◆ **PROBLEM TO SOLVE**: For the data below, please report each line where the word "title" is found.

◆ **EXERCISE INPUTS**:
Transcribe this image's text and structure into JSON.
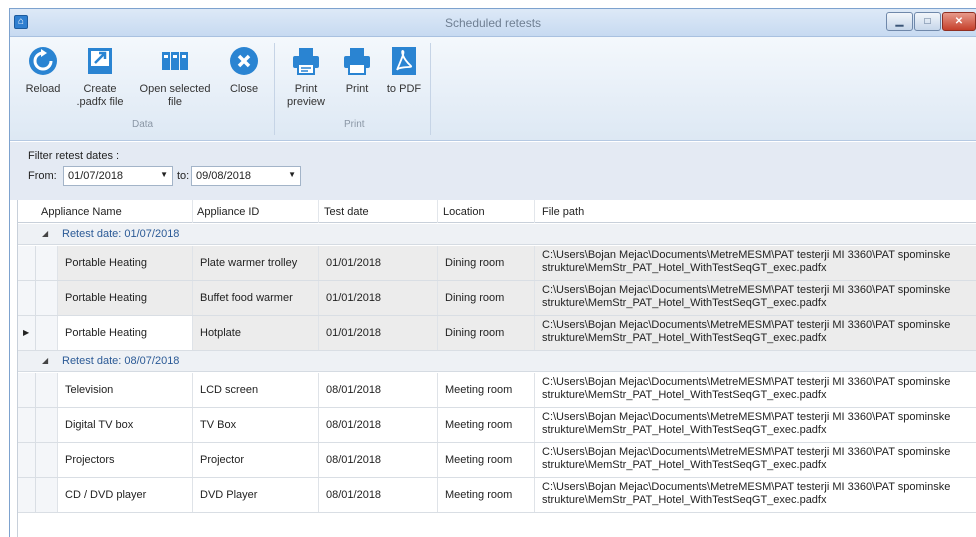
{
  "window": {
    "title": "Scheduled retests",
    "icon": "app-icon"
  },
  "ribbon": {
    "buttons": [
      {
        "label": "Reload",
        "icon": "reload-icon"
      },
      {
        "label": "Create\n.padfx file",
        "icon": "export-icon"
      },
      {
        "label": "Open selected\nfile",
        "icon": "open-file-icon"
      },
      {
        "label": "Close",
        "icon": "close-circle-icon"
      },
      {
        "label": "Print\npreview",
        "icon": "print-preview-icon"
      },
      {
        "label": "Print",
        "icon": "printer-icon"
      },
      {
        "label": "to PDF",
        "icon": "pdf-icon"
      }
    ],
    "groups": {
      "data": "Data",
      "print": "Print"
    }
  },
  "filter": {
    "title": "Filter retest dates :",
    "from_label": "From:",
    "from_value": "01/07/2018",
    "to_label": "to:",
    "to_value": "09/08/2018"
  },
  "grid": {
    "columns": [
      "Appliance Name",
      "Appliance ID",
      "Test date",
      "Location",
      "File path"
    ],
    "groups": [
      {
        "label": "Retest date: 01/07/2018",
        "rows": [
          {
            "name": "Portable Heating",
            "id": "Plate warmer trolley",
            "date": "01/01/2018",
            "location": "Dining room",
            "path": "C:\\Users\\Bojan Mejac\\Documents\\MetreMESM\\PAT testerji MI 3360\\PAT spominske strukture\\MemStr_PAT_Hotel_WithTestSeqGT_exec.padfx"
          },
          {
            "name": "Portable Heating",
            "id": "Buffet food warmer",
            "date": "01/01/2018",
            "location": "Dining room",
            "path": "C:\\Users\\Bojan Mejac\\Documents\\MetreMESM\\PAT testerji MI 3360\\PAT spominske strukture\\MemStr_PAT_Hotel_WithTestSeqGT_exec.padfx"
          },
          {
            "name": "Portable Heating",
            "id": "Hotplate",
            "date": "01/01/2018",
            "location": "Dining room",
            "path": "C:\\Users\\Bojan Mejac\\Documents\\MetreMESM\\PAT testerji MI 3360\\PAT spominske strukture\\MemStr_PAT_Hotel_WithTestSeqGT_exec.padfx"
          }
        ]
      },
      {
        "label": "Retest date: 08/07/2018",
        "rows": [
          {
            "name": "Television",
            "id": "LCD screen",
            "date": "08/01/2018",
            "location": "Meeting room",
            "path": "C:\\Users\\Bojan Mejac\\Documents\\MetreMESM\\PAT testerji MI 3360\\PAT spominske strukture\\MemStr_PAT_Hotel_WithTestSeqGT_exec.padfx"
          },
          {
            "name": "Digital TV box",
            "id": "TV Box",
            "date": "08/01/2018",
            "location": "Meeting room",
            "path": "C:\\Users\\Bojan Mejac\\Documents\\MetreMESM\\PAT testerji MI 3360\\PAT spominske strukture\\MemStr_PAT_Hotel_WithTestSeqGT_exec.padfx"
          },
          {
            "name": "Projectors",
            "id": "Projector",
            "date": "08/01/2018",
            "location": "Meeting room",
            "path": "C:\\Users\\Bojan Mejac\\Documents\\MetreMESM\\PAT testerji MI 3360\\PAT spominske strukture\\MemStr_PAT_Hotel_WithTestSeqGT_exec.padfx"
          },
          {
            "name": "CD / DVD player",
            "id": "DVD Player",
            "date": "08/01/2018",
            "location": "Meeting room",
            "path": "C:\\Users\\Bojan Mejac\\Documents\\MetreMESM\\PAT testerji MI 3360\\PAT spominske strukture\\MemStr_PAT_Hotel_WithTestSeqGT_exec.padfx"
          }
        ]
      }
    ]
  },
  "colors": {
    "accent": "#2a84d2",
    "pdf": "#c0392b",
    "group_text": "#2b5a96"
  }
}
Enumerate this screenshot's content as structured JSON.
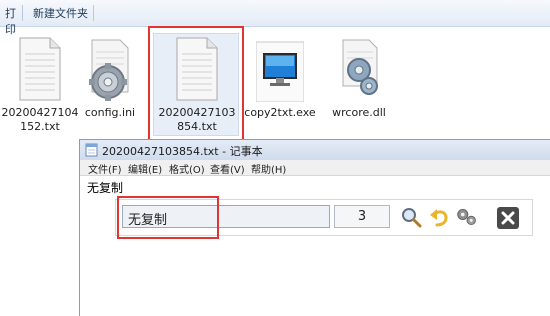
{
  "explorer": {
    "toolbar": {
      "print_label": "打印",
      "new_folder_label": "新建文件夹"
    },
    "files": [
      {
        "name": "20200427104152.txt",
        "icon": "text-file-icon"
      },
      {
        "name": "config.ini",
        "icon": "settings-file-icon"
      },
      {
        "name": "20200427103854.txt",
        "icon": "text-file-icon",
        "selected": true
      },
      {
        "name": "copy2txt.exe",
        "icon": "monitor-app-icon"
      },
      {
        "name": "wrcore.dll",
        "icon": "dll-settings-icon"
      }
    ]
  },
  "notepad": {
    "title": "20200427103854.txt - 记事本",
    "menu": [
      "文件(F)",
      "编辑(E)",
      "格式(O)",
      "查看(V)",
      "帮助(H)"
    ],
    "body_text": "无复制"
  },
  "tool": {
    "input_value": "无复制",
    "count": "3",
    "icons": [
      "search-icon",
      "undo-icon",
      "settings-icon",
      "close-icon"
    ]
  },
  "colors": {
    "highlight": "#e03535",
    "selection": "#e8eef8"
  }
}
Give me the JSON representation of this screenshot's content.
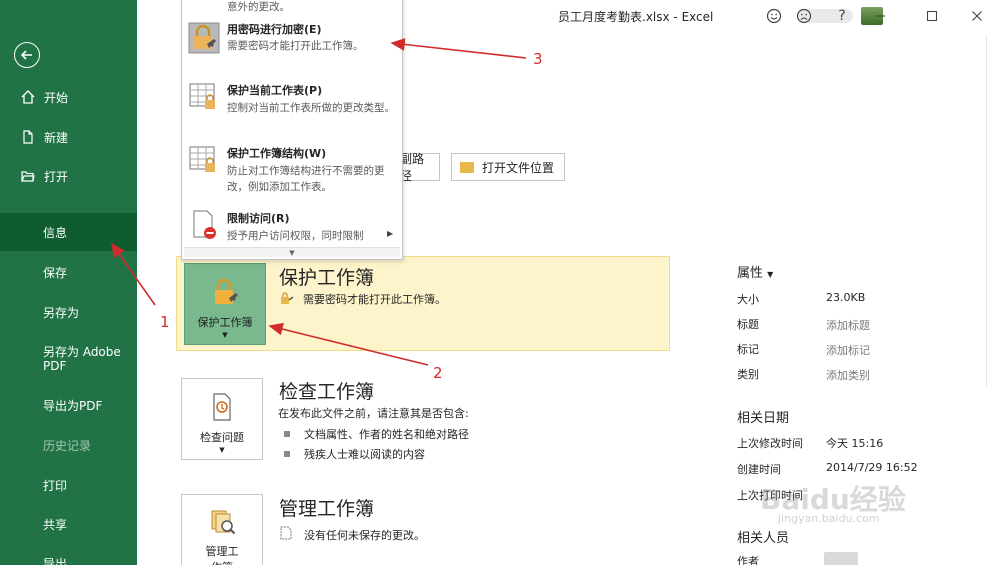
{
  "window": {
    "title": "员工月度考勤表.xlsx  -  Excel",
    "help": "?"
  },
  "sidebar": {
    "items": [
      {
        "label": "开始",
        "icon": "home-icon"
      },
      {
        "label": "新建",
        "icon": "new-doc-icon"
      },
      {
        "label": "打开",
        "icon": "open-folder-icon"
      },
      {
        "label": "信息"
      },
      {
        "label": "保存"
      },
      {
        "label": "另存为"
      },
      {
        "label": "另存为 Adobe PDF"
      },
      {
        "label": "导出为PDF"
      },
      {
        "label": "历史记录"
      },
      {
        "label": "打印"
      },
      {
        "label": "共享"
      },
      {
        "label": "导出"
      }
    ]
  },
  "toolbar": {
    "path_partial": "副路径",
    "open_location": "打开文件位置"
  },
  "menu": {
    "top_cutoff": "意外的更改。",
    "items": [
      {
        "title": "用密码进行加密(E)",
        "desc": "需要密码才能打开此工作簿。"
      },
      {
        "title": "保护当前工作表(P)",
        "desc": "控制对当前工作表所做的更改类型。"
      },
      {
        "title": "保护工作簿结构(W)",
        "desc": "防止对工作簿结构进行不需要的更改，例如添加工作表。"
      },
      {
        "title": "限制访问(R)",
        "desc": "授予用户访问权限，同时限制"
      }
    ]
  },
  "protect": {
    "button": "保护工作簿",
    "title": "保护工作簿",
    "desc": "需要密码才能打开此工作簿。"
  },
  "inspect": {
    "button": "检查问题",
    "title": "检查工作簿",
    "desc": "在发布此文件之前，请注意其是否包含:",
    "bullets": [
      "文档属性、作者的姓名和绝对路径",
      "残疾人士难以阅读的内容"
    ]
  },
  "manage": {
    "button_line1": "管理工",
    "button_line2": "作簿",
    "title": "管理工作簿",
    "desc": "没有任何未保存的更改。"
  },
  "properties": {
    "header": "属性",
    "rows": [
      {
        "key": "大小",
        "value": "23.0KB"
      },
      {
        "key": "标题",
        "value": "添加标题"
      },
      {
        "key": "标记",
        "value": "添加标记"
      },
      {
        "key": "类别",
        "value": "添加类别"
      }
    ],
    "dates_header": "相关日期",
    "dates": [
      {
        "key": "上次修改时间",
        "value": "今天 15:16"
      },
      {
        "key": "创建时间",
        "value": "2014/7/29 16:52"
      },
      {
        "key": "上次打印时间",
        "value": ""
      }
    ],
    "people_header": "相关人员",
    "people": [
      {
        "key": "作者",
        "value": ""
      }
    ]
  },
  "annotations": [
    "1",
    "2",
    "3"
  ],
  "watermark": {
    "main": "Baidu经验",
    "sub": "jingyan.baidu.com"
  },
  "colors": {
    "sidebar": "#217346",
    "active": "#0e5c2f",
    "highlight": "#fdf4cc",
    "annotation": "#d22b2b"
  }
}
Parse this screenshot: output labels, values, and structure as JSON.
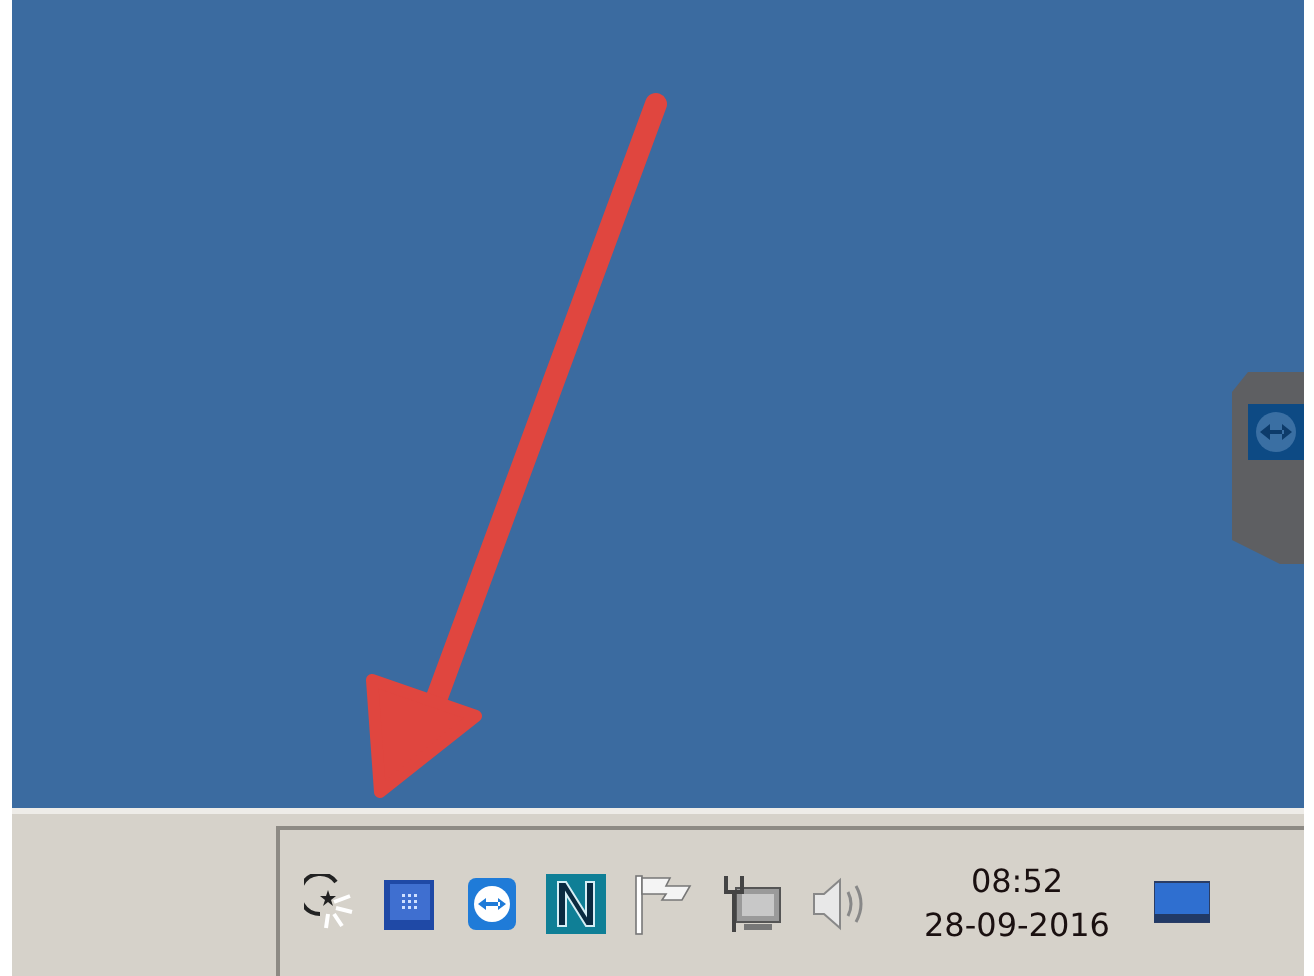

◆ **RESPONSE TO THIS TASK**:
    "title": "Scheduled retests",
    "title": "Filter retest dates :",
    "title": "20200427103854.txt - 记事本",
    "title": "员工月度考勤表.xlsx  -  Excel",
        "title": "用密码进行加密(E)",
        "title": "保护当前工作表(P)",
        "title": "保护工作簿结构(W)",
        "title": "限制访问(R)",
    "title": "保护工作簿",
    "title": "检查工作簿",
    "title": "管理工作簿",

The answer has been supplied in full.